Neutrophil dysfunction in Barth syndrome
Borko Amulic, PhD, Lecturer (Assistant Professor), University of Bristol, Bristol, UK
Award: US $49,967 over 2-year period
*Partial funding for this award was provided by Barth Syndrome Trust

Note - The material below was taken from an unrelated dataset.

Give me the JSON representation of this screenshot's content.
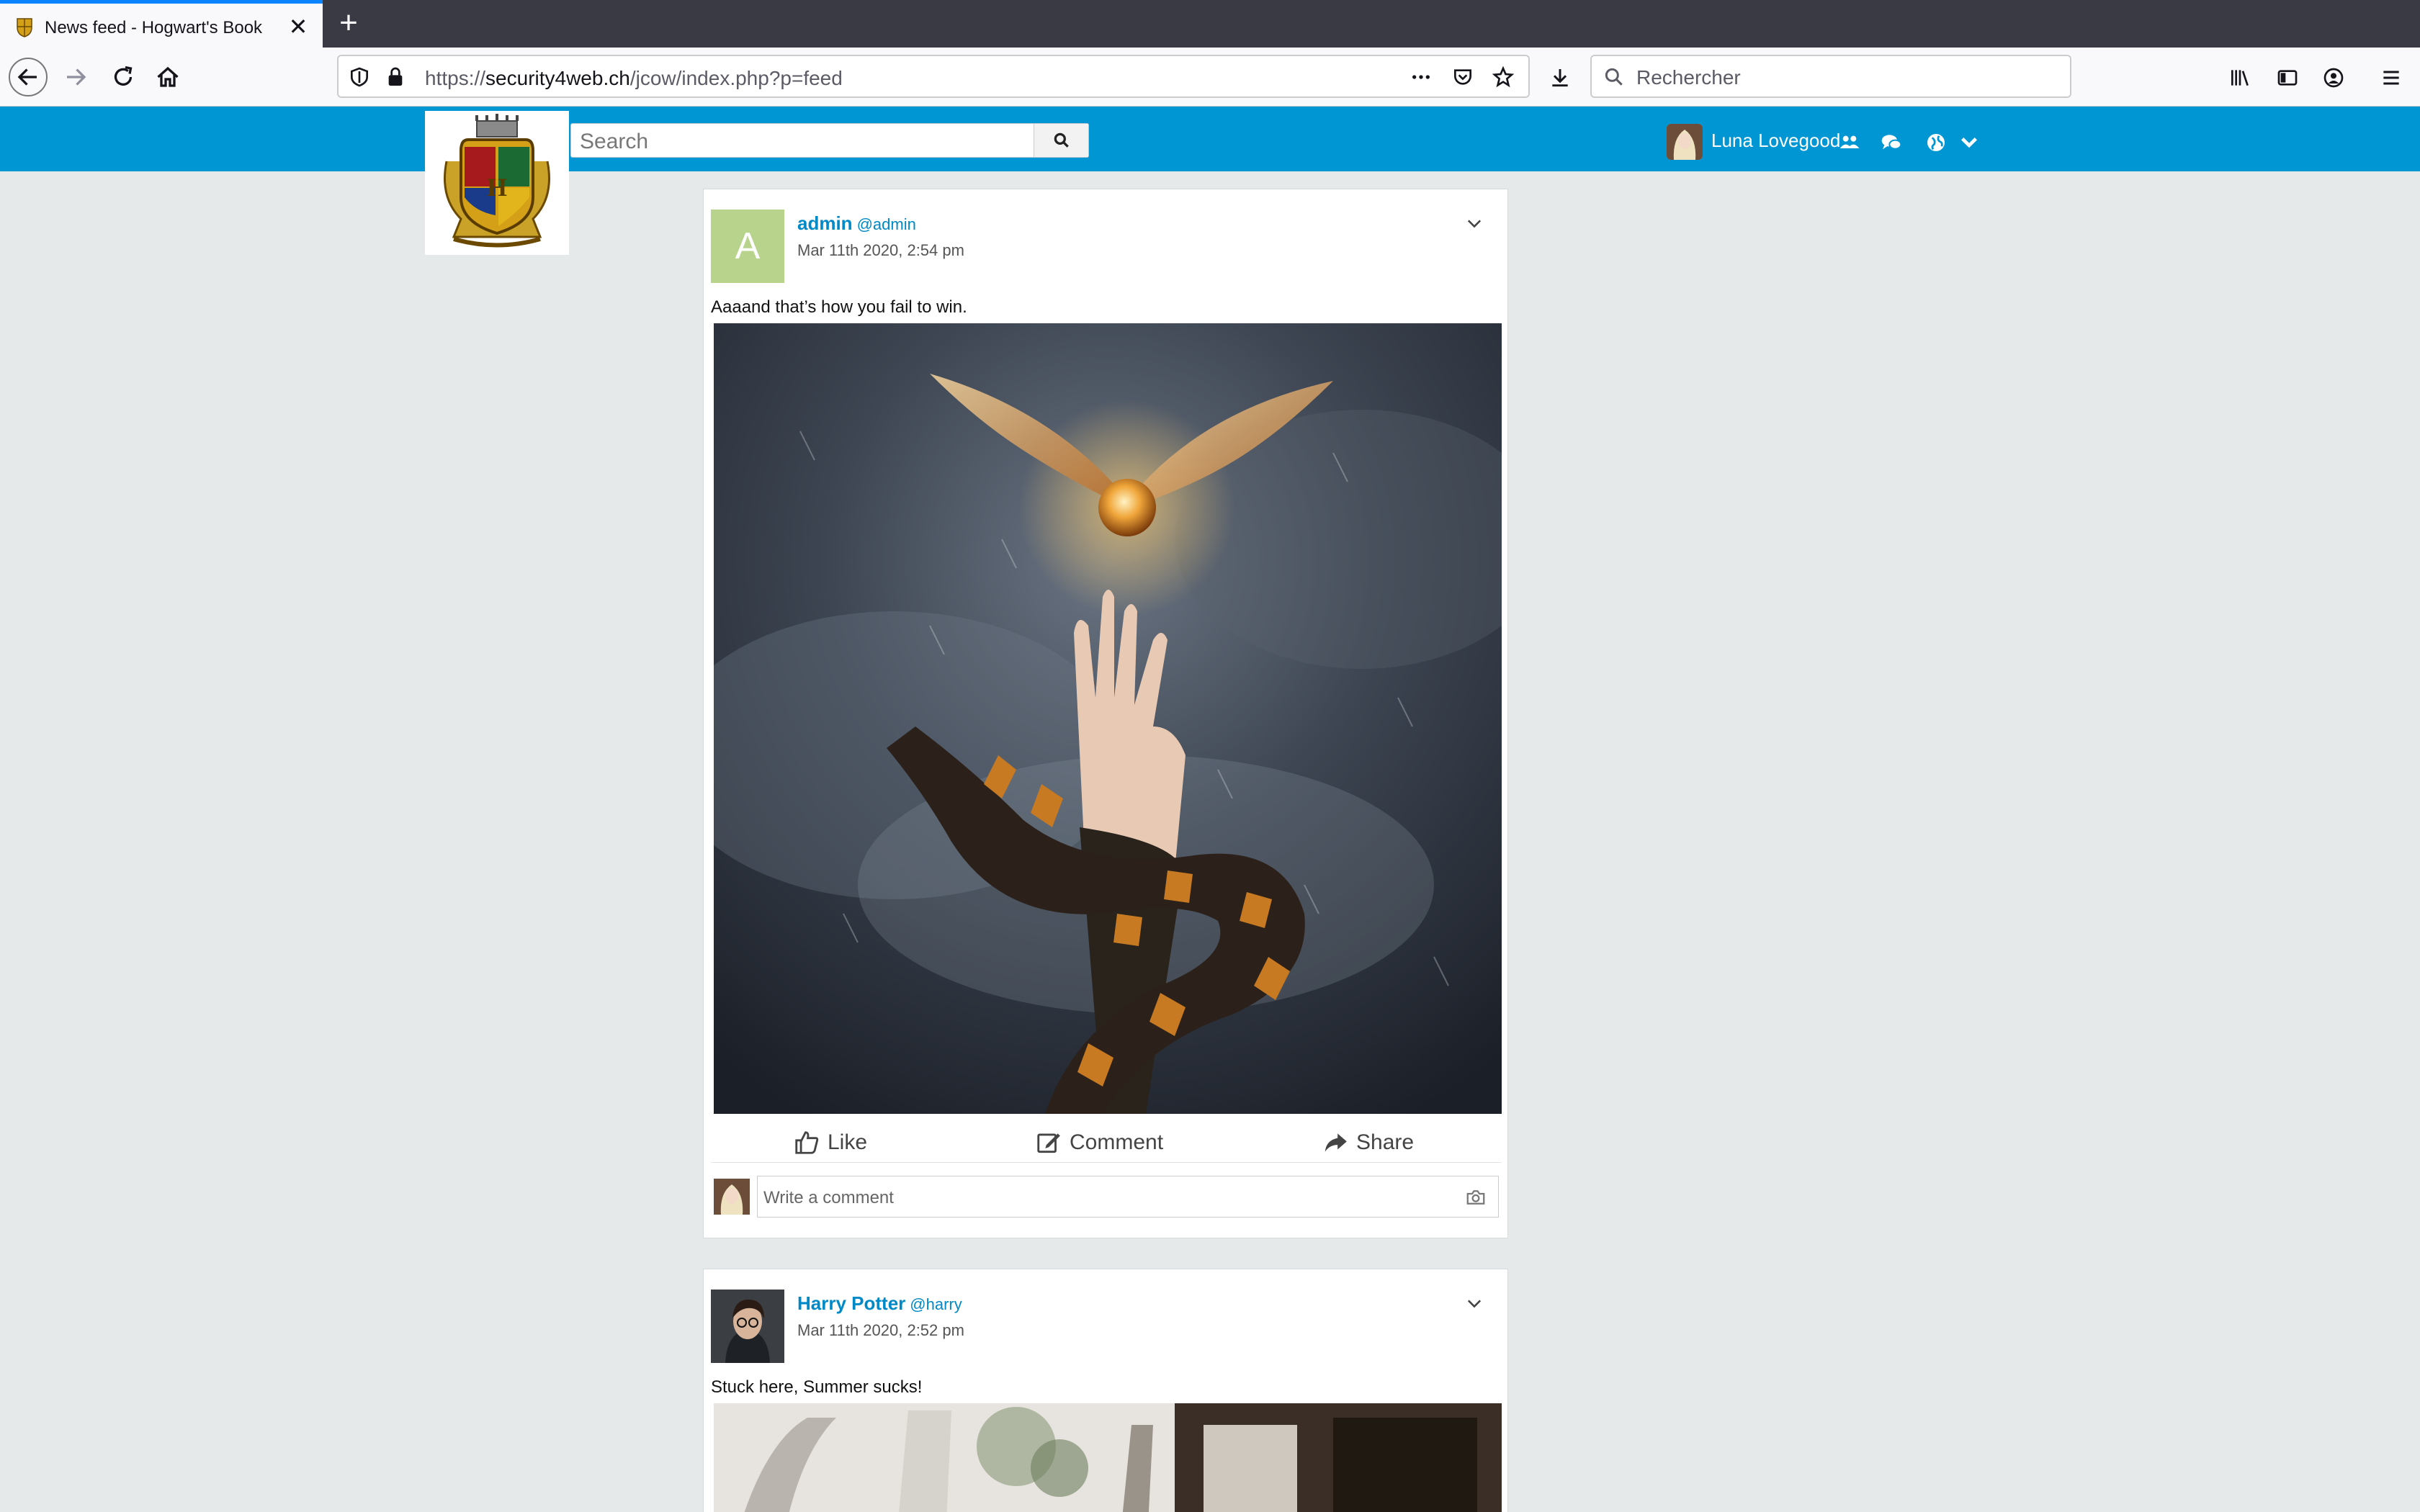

Barth syndrome (BTHS) is an X-linked genetic disease caused by loss-of-function mutations in the tafazzin (TAZ) gene, leading to mitochondrial dysfunction and neutropenia, cardioskeletal myopathy and growth delay. Neutropenia is found in 80% of BTHS patients and is accompanied by a risk of life-threatening bacterial infections. The molecular mechanism underlying neutropenia in BTHS has not been fully elucidated. We will examine neutrophils from patients under the care of the UK NHS Barth Syndrome Service to test the hypotheses that mitochondrial defects lead to breakdown of neutrophil homeostasis and impaired antimicrobial function. Specifically, we will analyse (1) metabolism, (2) a neutrophil-specific cell death pathway called NETosis and (3) anti-microbial effector functions, in order to gain insight into disease mechanisms leading to neutrophil dysfunction.